Library renovations welcome, student-to-seat ratio must be a priority

The goal of the renovation project is to use library space more efficiently, and to create spaces to host events such as research symposiums and lectures. The recent move of the Humanities Institute to the fourth floor of the library is one example. (Zhelun Lang/The Daily Campus)

Major welcome changes are coming to Homer Babbidge Library: the main on-campus study space for most UConn Storrs students. An interview between Library Assistant Vice Provost Holly Phillips and Alexandra Retter of The Daily Campus discussed the upcoming renovations as the library prepares to enter the first stage of a three-stage, five-year plan.

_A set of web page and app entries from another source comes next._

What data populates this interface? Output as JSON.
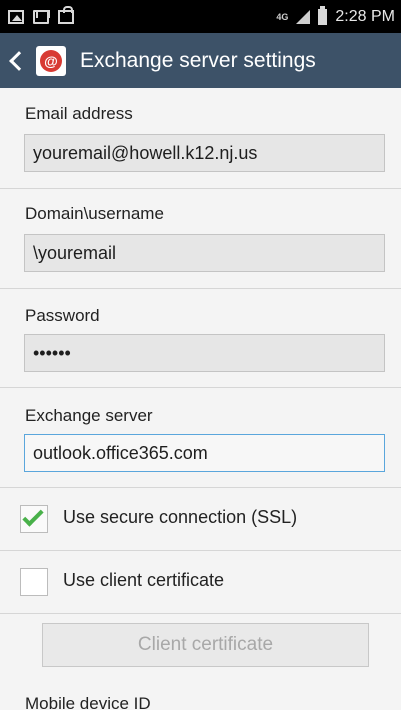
{
  "status_bar": {
    "icons": [
      "gallery-icon",
      "mail-icon",
      "bag-icon"
    ],
    "network": "4G",
    "time": "2:28 PM"
  },
  "header": {
    "title": "Exchange server settings",
    "back_icon": "chevron-left-icon",
    "app_icon": "email-app-icon",
    "app_glyph": "@"
  },
  "form": {
    "email": {
      "label": "Email address",
      "value": "youremail@howell.k12.nj.us"
    },
    "domain": {
      "label": "Domain\\username",
      "value": "\\youremail"
    },
    "password": {
      "label": "Password",
      "value": "••••••"
    },
    "server": {
      "label": "Exchange server",
      "value": "outlook.office365.com"
    },
    "ssl": {
      "label": "Use secure connection (SSL)",
      "checked": true
    },
    "client_cert": {
      "label": "Use client certificate",
      "checked": false
    },
    "cert_button": "Client certificate",
    "mobile_id_label": "Mobile device ID"
  },
  "colors": {
    "action_bar": "#3d5268",
    "check_accent": "#49b14a",
    "focused_border": "#5aa6dc"
  }
}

As these changes take place it is critical that student input is continually taken into consideration and that none of the renovations seriously inconvenience students’ study routines.

In the interview, Phillips says the goal of the renovation project is to use library space more efficiently, and to create spaces to host events such as research symposiums and lectures. The recent move of the Humanities Institute to the fourth floor of the library is one example. Certainly, this was a move in a positive direction and reflects the future vision of the library, putting research in a more accessible, central location for students to promote their engagement. A library is not just a place to study, but to find resources and support for research and other intellectual endeavors.The Writing and Quantitative Learning Centers will similarly move to the second floor, in an effort to “[increase] their footprint,” according to Phillips, and Husky Tech will move to the first floor and gain a bigger support desk. Additionally, level three will become a graduate student commons in the future.

Throughout the renovation process and afterwards, it is important that the library maintains a high student-to-seat ratio. Jean Nelson, Library Head of Communications and Engagement, stated this in her interview with the Daily Campus, but its importance cannot be overstated. It has increasingly become a problem as the UConn student population has risen. Being able to study in the library allows students to focus, and ultimately do better in their classes. With these new changes, not only may students continue to struggle to find a seat in the library during exams time, they may also be less quiet spaces amidst construction, or they may return from a break to see their favorite study spot has been moved, and will not know where to relocate. Fortunately, Phillips mentioned that new compact shelving will reduce space taken up by collections. However this is just one example, also touched upon by Phillips, as to why student-university communication will be very important throughout the renovation process.